CBP and Partners Keep Border, Athletes and Spectators Safe
The World Cup Biathlon was compared to the followership of the Super Bowl and was expected to have more than 120 million spectators viewing events from
Europe. With also 300 athletes, coaches and support staff from 22 nations around the world, and thousands of spectators focusing their attention to the physical and mentally demanding endurance sport of marksmanship and cross-country ski racing, it was up to CBP and their partners to ensure the safety of the participants and the spectators and secure the border during this high profile event.
CBP officer working with Canadian officials in Clair, New Brunswick, Canada aligning parade participants and checking for proper documentation for participation in the International Lights Parade.
Over the last couple of months, CBP worked with their local, state, federal and international partners with logistics and border security as they prepared for increased cross-border activity due to the events of the World Cup Biathlon and the International Lights Parade.
Agents and officers maintained high visibility during the four-day operation, in an effort to deter illegal cross-border activity and prevent any potential acts of terrorism. To assist CBP with border security, law enforcement agencies in
conducted enhanced patrol and worked with Canada agencies with timely intelligence which greatly enhanced the effectiveness of border security during this high profile event.
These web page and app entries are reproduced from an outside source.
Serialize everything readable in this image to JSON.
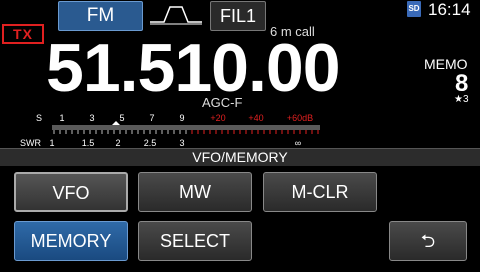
{
  "status": {
    "tx": "TX",
    "mode": "FM",
    "filter": "FIL1",
    "memo_name": "6 m call",
    "sd": "SD",
    "clock": "16:14"
  },
  "main": {
    "frequency": "51.510.00",
    "agc": "AGC-F"
  },
  "memo": {
    "label": "MEMO",
    "channel": "8",
    "star": "★3"
  },
  "meter": {
    "s_label": "S",
    "s_ticks": [
      "1",
      "3",
      "5",
      "7",
      "9",
      "+20",
      "+40",
      "+60dB"
    ],
    "swr_label": "SWR",
    "swr_ticks": [
      "1",
      "1.5",
      "2",
      "2.5",
      "3",
      "∞"
    ],
    "color_normal": "#ffffff",
    "color_over": "#e02020"
  },
  "panel": {
    "title": "VFO/MEMORY",
    "buttons": {
      "vfo": "VFO",
      "mw": "MW",
      "mclr": "M-CLR",
      "memory": "MEMORY",
      "select": "SELECT",
      "back": "⮌"
    }
  },
  "colors": {
    "accent_blue": "#2a5a90",
    "tx_red": "#e02020"
  }
}
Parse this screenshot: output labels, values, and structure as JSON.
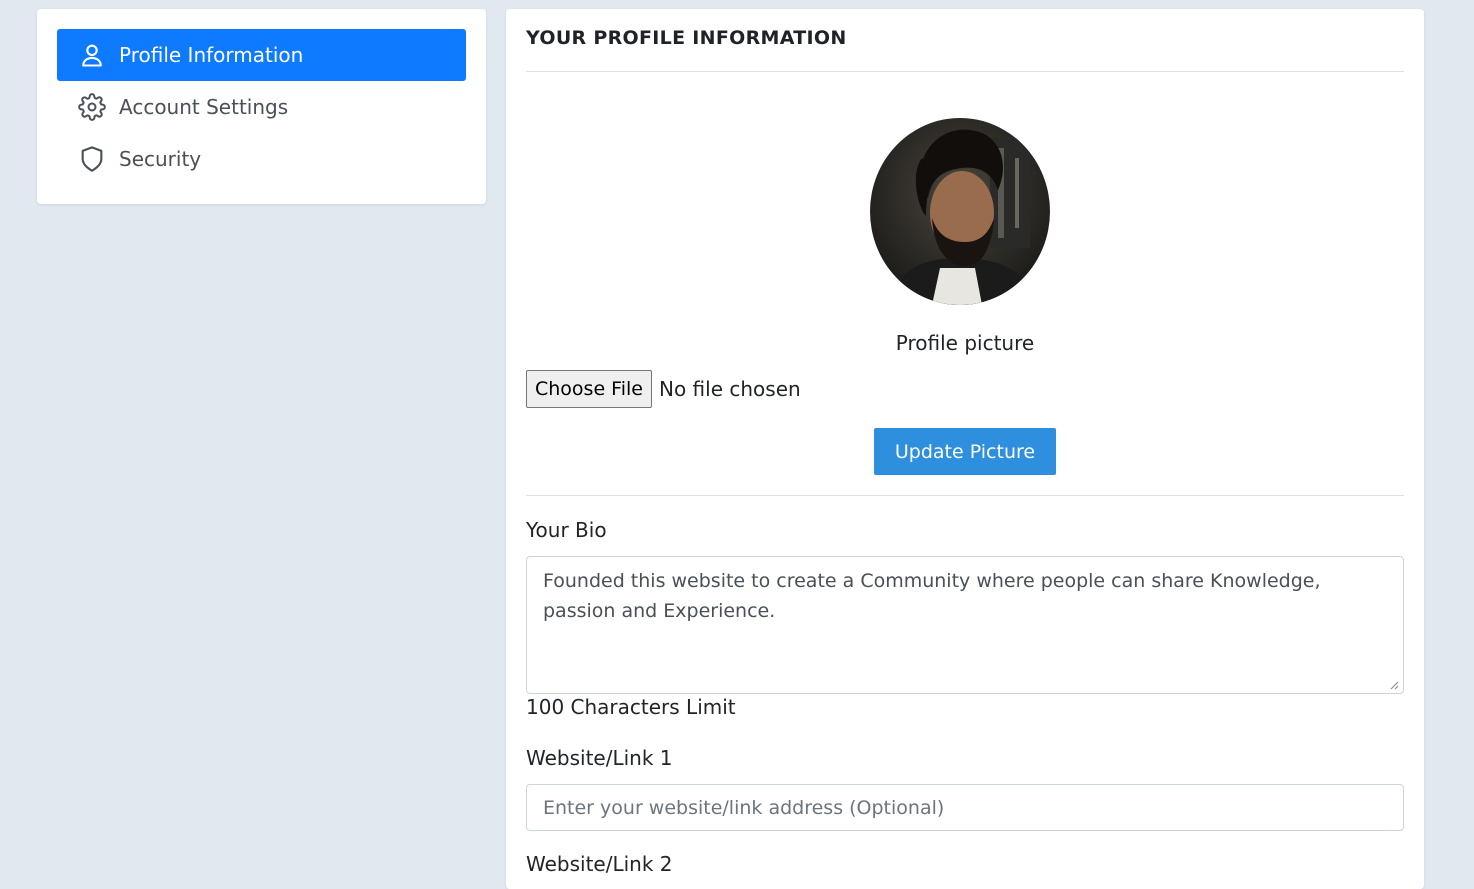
{
  "sidebar": {
    "items": [
      {
        "label": "Profile Information",
        "icon": "user-icon",
        "active": true
      },
      {
        "label": "Account Settings",
        "icon": "gear-icon",
        "active": false
      },
      {
        "label": "Security",
        "icon": "shield-icon",
        "active": false
      }
    ]
  },
  "main": {
    "title": "YOUR PROFILE INFORMATION",
    "picture": {
      "caption": "Profile picture",
      "choose_file_label": "Choose File",
      "file_status": "No file chosen",
      "update_label": "Update Picture"
    },
    "bio": {
      "label": "Your Bio",
      "value": "Founded this website to create a Community where people can share Knowledge, passion and Experience.",
      "helper": "100 Characters Limit"
    },
    "link1": {
      "label": "Website/Link 1",
      "placeholder": "Enter your website/link address (Optional)"
    },
    "link2": {
      "label": "Website/Link 2"
    }
  },
  "colors": {
    "active_nav": "#0d7aff",
    "update_button": "#2d8fdd",
    "background": "#e2e8f0"
  }
}
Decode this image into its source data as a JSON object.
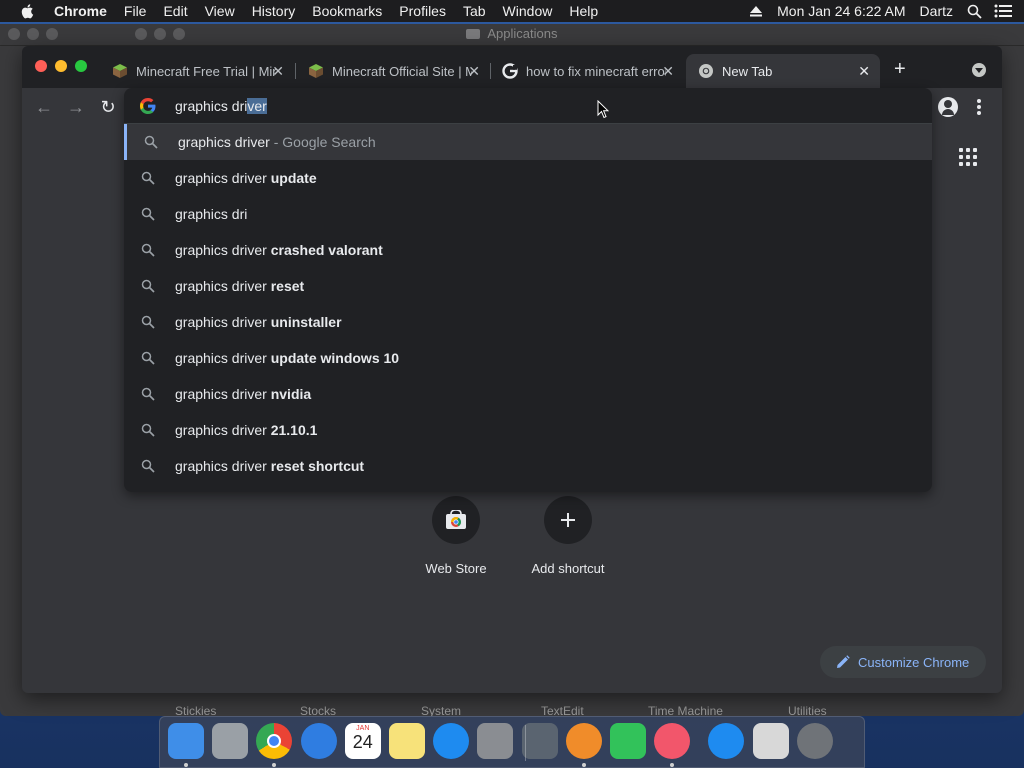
{
  "menubar": {
    "app": "Chrome",
    "items": [
      "File",
      "Edit",
      "View",
      "History",
      "Bookmarks",
      "Profiles",
      "Tab",
      "Window",
      "Help"
    ],
    "clock": "Mon Jan 24  6:22 AM",
    "user": "Dartz"
  },
  "background_window": {
    "title": "Applications",
    "bottom_labels": [
      "Stickies",
      "Stocks",
      "System",
      "TextEdit",
      "Time Machine",
      "Utilities"
    ]
  },
  "tabs": [
    {
      "title": "Minecraft Free Trial | Minecraft",
      "icon": "minecraft-grass-icon",
      "active": false
    },
    {
      "title": "Minecraft Official Site | Minecraft",
      "icon": "minecraft-grass-icon",
      "active": false
    },
    {
      "title": "how to fix minecraft error - Google Search",
      "icon": "google-icon",
      "active": false
    },
    {
      "title": "New Tab",
      "icon": "chrome-icon",
      "active": true
    }
  ],
  "omnibox": {
    "typed": "graphics dri",
    "autocompleted": "ver",
    "suggestions": [
      {
        "prefix": "graphics driver",
        "suffix": "",
        "meta": " - Google Search"
      },
      {
        "prefix": "graphics driver",
        "suffix": " update",
        "meta": ""
      },
      {
        "prefix": "graphics dri",
        "suffix": "",
        "meta": ""
      },
      {
        "prefix": "graphics driver",
        "suffix": " crashed valorant",
        "meta": ""
      },
      {
        "prefix": "graphics driver",
        "suffix": " reset",
        "meta": ""
      },
      {
        "prefix": "graphics driver",
        "suffix": " uninstaller",
        "meta": ""
      },
      {
        "prefix": "graphics driver",
        "suffix": " update windows 10",
        "meta": ""
      },
      {
        "prefix": "graphics driver",
        "suffix": " nvidia",
        "meta": ""
      },
      {
        "prefix": "graphics driver",
        "suffix": " 21.10.1",
        "meta": ""
      },
      {
        "prefix": "graphics driver",
        "suffix": " reset shortcut",
        "meta": ""
      }
    ]
  },
  "ntp": {
    "shortcuts": [
      {
        "label": "Web Store",
        "icon": "web-store-icon"
      },
      {
        "label": "Add shortcut",
        "icon": "plus-icon"
      }
    ],
    "customize_label": "Customize Chrome"
  },
  "colors": {
    "accent": "#8ab4f8",
    "window_bg": "#35363a",
    "tabstrip_bg": "#202124"
  },
  "dock": [
    "finder-icon",
    "launchpad-icon",
    "chrome-icon",
    "safari-icon",
    "calendar-icon",
    "notes-icon",
    "app-store-icon",
    "system-preferences-icon",
    "instruments-icon",
    "books-icon",
    "facetime-icon",
    "music-icon",
    "app-store-icon",
    "file-icon",
    "trash-icon"
  ],
  "dock_calendar": {
    "month": "JAN",
    "day": "24"
  }
}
U.S.
Enhanced land and frozen water boundary line watch operations were conducted by agents from the Van Buren Border Patrol Station, Houlton Office Homeland Security Investigations, constables from the Royal Canadian Mounted Police, Integrated Border Enforcement Team Division (U.S. and Canada law enforcement agencies), CBP officers from Fort Kent, Madawaska and Van Buren ports of entries, as well as their Canada Border Services Agency counterparts. Aerial support and surveillance was conducted by agents from the Houlton Air Branch.
CBP officers in the
area also worked with the World Cup committee and law enforcement agencies on both sides of the border, implementing a vetting procedure for participants involved with the International parade. Pre-vetting included filling out an application form with a digital photo, and having a passport or WHTI-compliant document. Once the pre-vetting process was completed, participants were given a float number and passes. This assisted the CBP officer’s inspection process, allowing the participants to cross the international border seamlessly during the parade. On the day of the event, CBP officers were allowed to enter Fort Kent to work with their Canadian partners to ensure each float met the height and width requirements to traverse the Port’s inspection processing equipment and participant had the necessary documentation for the parade. Canada
The International Lights Parade, which took place on Feb. 11, joined two countries for one spectacular event. With 72 floats and approximately 600 participants, the parade started in
, with participants then walking across the Clair, New Brunswick, Canada , spanning the International Bridge St. John River, and through . Fort Kent, Maine
To kick off the parade,
’s CBP Honor Guard Unit walked to the center of the bridge with Maine Governor Paul LePage and his wife, from the Maine side, to the boundary line to meet with Canadian officials. Once at the boundary line, the CBP Honor Guard rendered salute to the Canadian flag, performing a pinwheel about face and took over the lead of the parade, leading participants into the U.S. . CBP Field Operations and Border Patrol each had a lead vehicle and an end of parade vehicle. Both United States and the Canada took turns with a fireworks display at the conclusion of the parade. Also in attendance was celebrity Scottie Pippen, former NBA player and Basketball Hall of Fame inductee. United States
Officers also increased manpower to assist with higher than normal cross-border traffic. CBP officers from Van Buren and Madawaska assisted with security and crowd control during the International Lights Parade at the port of entry and in town.
U.S. Customs and Border Protection is the unified border agency within the Department of Homeland Security charged with the management, control and protection of our nation's borders at and between the official ports of entry. CBP is charged with keeping terrorists and terrorist weapons out of the country while enforcing hundreds of